Now, yesterday I finished off another carved bowl.  Recently I have been struggling with the margin where the outside meets the inside.  I think I’m just about there with this one (still in progress here):

The edge really strikes the eye.  It’s easy to do the inside, and the outside is not so tricky with a draw knife and a knife.

But that margin needs a massive amount of concentration.

I’ve always been rather scared of leaving too sharp an edge on the margin because it doesn’t feel good and also is hard to finish and is very liable to damage in use.  I’ve now found a remedy.  Burnishing that arris with the back edge of the knife rounds it off ever so slightly and makes it much more serviceable:

I also found that splitting an alder log and leaving it for a week made it so much more workable, and removed the heavy orange red oxidisation effect that happens when the timber is very green.  Instead this mellowed timber has a stable pinkish colour which I’m looking forward to oiling up in a couple of weeks.

Workbench Book

Working with wood has a prerequisite of holding the wood while you work on it, even if the holding mechanism is your hand or another part of your body.

I’m currently reading this book:

It was written by Scott Landis and published in 1998 by Taunton Press (funny, I seem to be building up a collection of their books). The book sets out the development of the woodworking bench and then looks at a large range of benches currently in use in some detail.  I’m looking to rebuild my workbench in Strid as it’s a bit too rough and ready to work the tail vice properly, and I have a very tempting half butt of beech just asking to be milled for the job.

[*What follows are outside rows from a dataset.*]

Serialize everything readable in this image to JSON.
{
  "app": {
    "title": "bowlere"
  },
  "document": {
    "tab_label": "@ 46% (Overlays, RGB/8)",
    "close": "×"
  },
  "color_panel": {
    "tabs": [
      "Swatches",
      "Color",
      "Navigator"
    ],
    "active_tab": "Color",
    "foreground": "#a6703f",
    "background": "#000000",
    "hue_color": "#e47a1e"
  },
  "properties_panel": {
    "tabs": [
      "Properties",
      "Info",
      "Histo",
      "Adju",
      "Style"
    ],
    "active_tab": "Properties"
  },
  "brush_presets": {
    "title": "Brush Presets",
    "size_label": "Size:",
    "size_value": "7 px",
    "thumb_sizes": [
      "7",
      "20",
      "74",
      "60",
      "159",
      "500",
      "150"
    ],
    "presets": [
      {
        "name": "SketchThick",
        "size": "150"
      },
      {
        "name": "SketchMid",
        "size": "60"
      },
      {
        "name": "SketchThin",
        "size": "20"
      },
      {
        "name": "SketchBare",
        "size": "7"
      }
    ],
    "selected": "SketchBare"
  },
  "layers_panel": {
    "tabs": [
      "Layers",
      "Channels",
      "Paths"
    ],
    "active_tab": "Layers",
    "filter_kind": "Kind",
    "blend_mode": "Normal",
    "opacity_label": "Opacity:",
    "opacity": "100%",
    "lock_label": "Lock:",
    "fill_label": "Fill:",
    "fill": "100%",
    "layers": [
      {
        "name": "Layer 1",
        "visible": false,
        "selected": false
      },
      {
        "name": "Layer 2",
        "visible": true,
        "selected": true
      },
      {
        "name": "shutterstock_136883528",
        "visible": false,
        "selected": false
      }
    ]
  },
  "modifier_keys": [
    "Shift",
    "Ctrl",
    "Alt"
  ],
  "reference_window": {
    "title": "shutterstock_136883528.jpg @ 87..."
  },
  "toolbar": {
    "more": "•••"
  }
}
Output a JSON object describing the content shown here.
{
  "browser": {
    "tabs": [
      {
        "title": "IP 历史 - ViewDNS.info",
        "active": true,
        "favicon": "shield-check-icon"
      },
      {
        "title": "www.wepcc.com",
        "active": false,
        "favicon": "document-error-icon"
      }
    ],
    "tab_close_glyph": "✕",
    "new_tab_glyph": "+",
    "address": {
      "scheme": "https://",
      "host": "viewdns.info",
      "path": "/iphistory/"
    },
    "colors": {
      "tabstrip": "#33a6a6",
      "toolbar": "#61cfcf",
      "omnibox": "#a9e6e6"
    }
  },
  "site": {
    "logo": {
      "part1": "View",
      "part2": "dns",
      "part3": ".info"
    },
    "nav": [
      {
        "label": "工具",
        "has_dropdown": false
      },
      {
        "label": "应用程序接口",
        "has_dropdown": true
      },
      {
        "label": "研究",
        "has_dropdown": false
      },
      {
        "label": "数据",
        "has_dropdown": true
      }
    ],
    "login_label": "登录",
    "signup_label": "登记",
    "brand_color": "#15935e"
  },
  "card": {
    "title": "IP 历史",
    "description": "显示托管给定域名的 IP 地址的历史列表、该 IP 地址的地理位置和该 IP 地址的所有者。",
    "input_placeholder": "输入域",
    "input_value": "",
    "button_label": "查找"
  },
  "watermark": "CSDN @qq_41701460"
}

My old one (unmodified) was like this .

I’m also hankering after a dumbhead shaving horse, which get some good exposure in Landis’ book.

But first:

two more chestnut benches;

4 walking staffs;

internal dog gate and panel;

mend a Suffolk trug handle;

possible bike shed;

more dibbers;

more bowls;

more stools;

High Head green gathering ;

Get charcoal forge in operation;

harden and temper Bohemian bearded axe;

chopping boards;

and so it gos on …  makes me tired just thinking about it!

One for Mr D! Sorry I didn’t fix this up earlier :-(

Remember the Veritas dowel cutter.  Well I got it motorised today.

After sorting through quite a number of socket drives and hex drives I arrived at a workable solution ending in a half inch square drive that took the end of the band-sawed half inch square section dry oak.

I fastened the dowel cutter to a block of beech with two screws in the holes provided and clamped it into the vice.  The drill now turns the square stuff and applying pressure, feeds it through the cutter:

This set up works well until the drive gets close to the cutter blade.   Have to withdraw the drill/drive at that point and finish the dowel off somehow – rather tedious to withdraw as there is a lot of friction and a risk of upsetting the blade positioning.  Notice the edge of the bench supporting the outfeed from the cutter?

The solution was to drill an inch hole in the same beech block and inserting a handle (in my case borrowed from the 1 inch auger) makes finishing right through a breeze:

The output is accurately cut 7/16th oak dowel, just right for the dog gate I’m on with for a client.

Summer boat bowl

I’ve been making pairs of little carved alder wood bowls recently, but today I thought I’d have a change of wood species and bowl type.  I dug out some sycamore about 3 months felled.  Once I’d carved out the inside I took the bark off and found some really beautiful colouring from incipient rot:

It was a real pity I couldn’t get it into the bowl (so I’ve put it in my header):

But all that heavy outside stuff had to be axed away:

Turned out quite well I think, a bit heavy at the back end, but needs to tip up at the front to get that Viking ship effect:

Rides in the water quite well too:

It nearly escaped and went off down the Wharfe, which gave me an idea … (to be continued much later) … meanwhile …

Gratuitous Summer flowers:

Not forgetting the grasses (very tall!)